As you can see from the title, I am combining the Food subject with the Madrid series. I can do that, because since we had several days to explore the old part of Madrid, we ate new food there, too. :-)
We walked around the the area of our hostel--I think the floor we stayed on was an allied hostel managed by Hotel Marlasca--we smelled the most wonderful smell coming from an open window at a corner. What was that?!? Yum! We had already gone past, so we tracked that corner down later and discovered Casa del Abuelo. Which actually has two locations, covering two sides of this tiny intersection.
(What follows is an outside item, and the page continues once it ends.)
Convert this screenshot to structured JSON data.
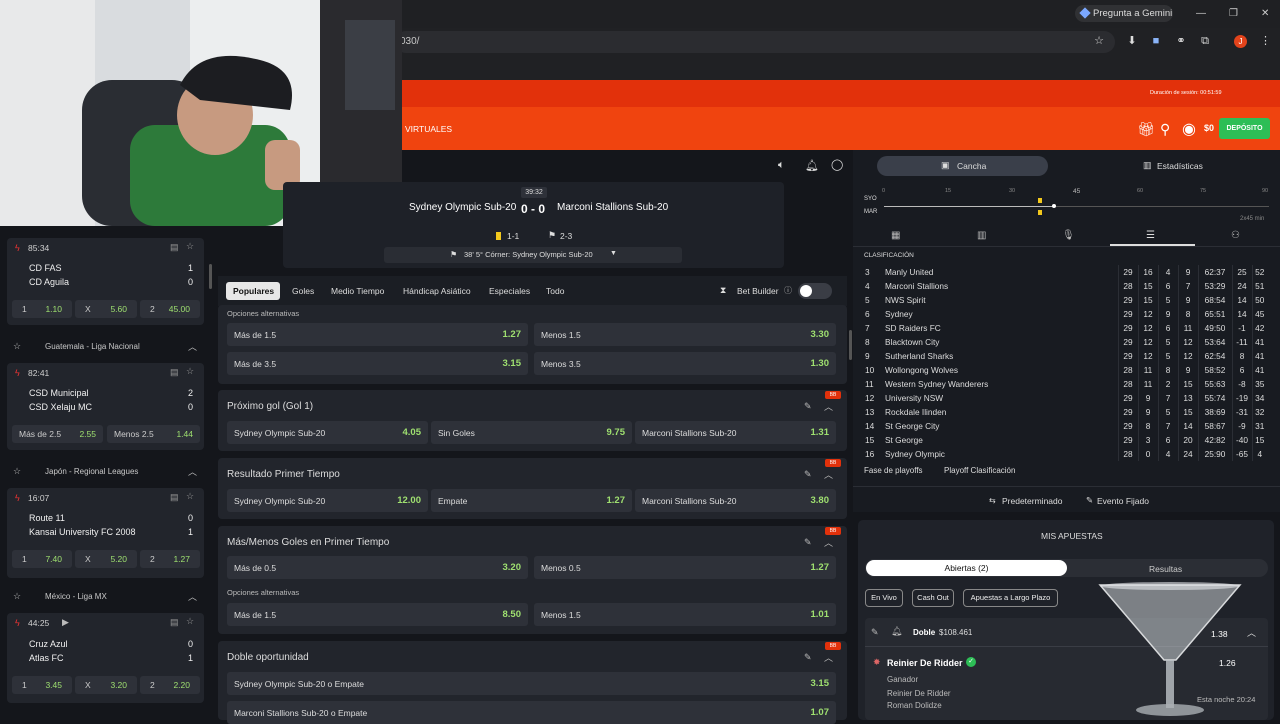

And the wonderful, delicious, garlicky smell? Gambon al ajillo. We went in. We watched the old man making it, right by the open window, on the small gas stove. We bought a couple plates of it and enjoyed it immensely. And we decided to figure it out when we got home. Even though our stove is electric, not gas, and we would be guessing on the lovely seasoning that he added. (The garlic mixture.) I'll save further detail on that one for a future cooking report, because I don't have a picture to show y'all.
We also tried tapa with "eels" which were tasty. We found them again in the Mercado San Miguel and discovered to our surprise that the gulas aren't actually tiny eels. They're specially prepared pieces of a larger fish. The stand selling them at the Mercado had a whole explanatory sign bragging about how they only use the highest quality cod for their gulas.
I do have pictures of some of the yummies (totally a word!) at Mercado San Miguel. First, the reason it's called that:
I didn't get a lot of photos in this church, because that was the day I'd zipped off the bottom half of my pant legs. I don't feel comfortable just waltzing into a church in shorts like that, resembling somebody on the way to a picnic. It feels disrespectful. But about a block or so later we encountered a large pavilion-style modern building in a stone plaza. It bore the title Mercado de San Miguel.
I supposed you could call it a tourist attraction. It might be more correct to call it a "food court" that had been added to the ancient plaza area, all glass and decorated with awnings to keep the sun off. Inside it we found lovely glasses of gazpacho--perfect for walking on a warm day--and lots of other booths with good food. We tried the mixed olives plate (I love olives dressed simply with olive oil!) from the olive both and a glass from the wine booth. Met nice tourists from the US, of all places, to share our olives with. On another visit we tried the fresh cheese tapas (there was a cheese tapa booth) and that was lovely also. I want to go back to Madrid some day and eat all of these at least once:
While strolling Madrid, I also tried the summer wine punch Tinto de Verano. It is lovely, red and cool with some fruit to it. It is lighter than straight-up wine. In some bars, you ask for that and they give you another wine based punch (Sangria?) that isn't so light, but it's all right too.
I will have more on Madrid tomorrow (museums, I think.) And my sweetie has hinted that he might do a guest post, as we two have serious disagreements about the famous painting "Guernica."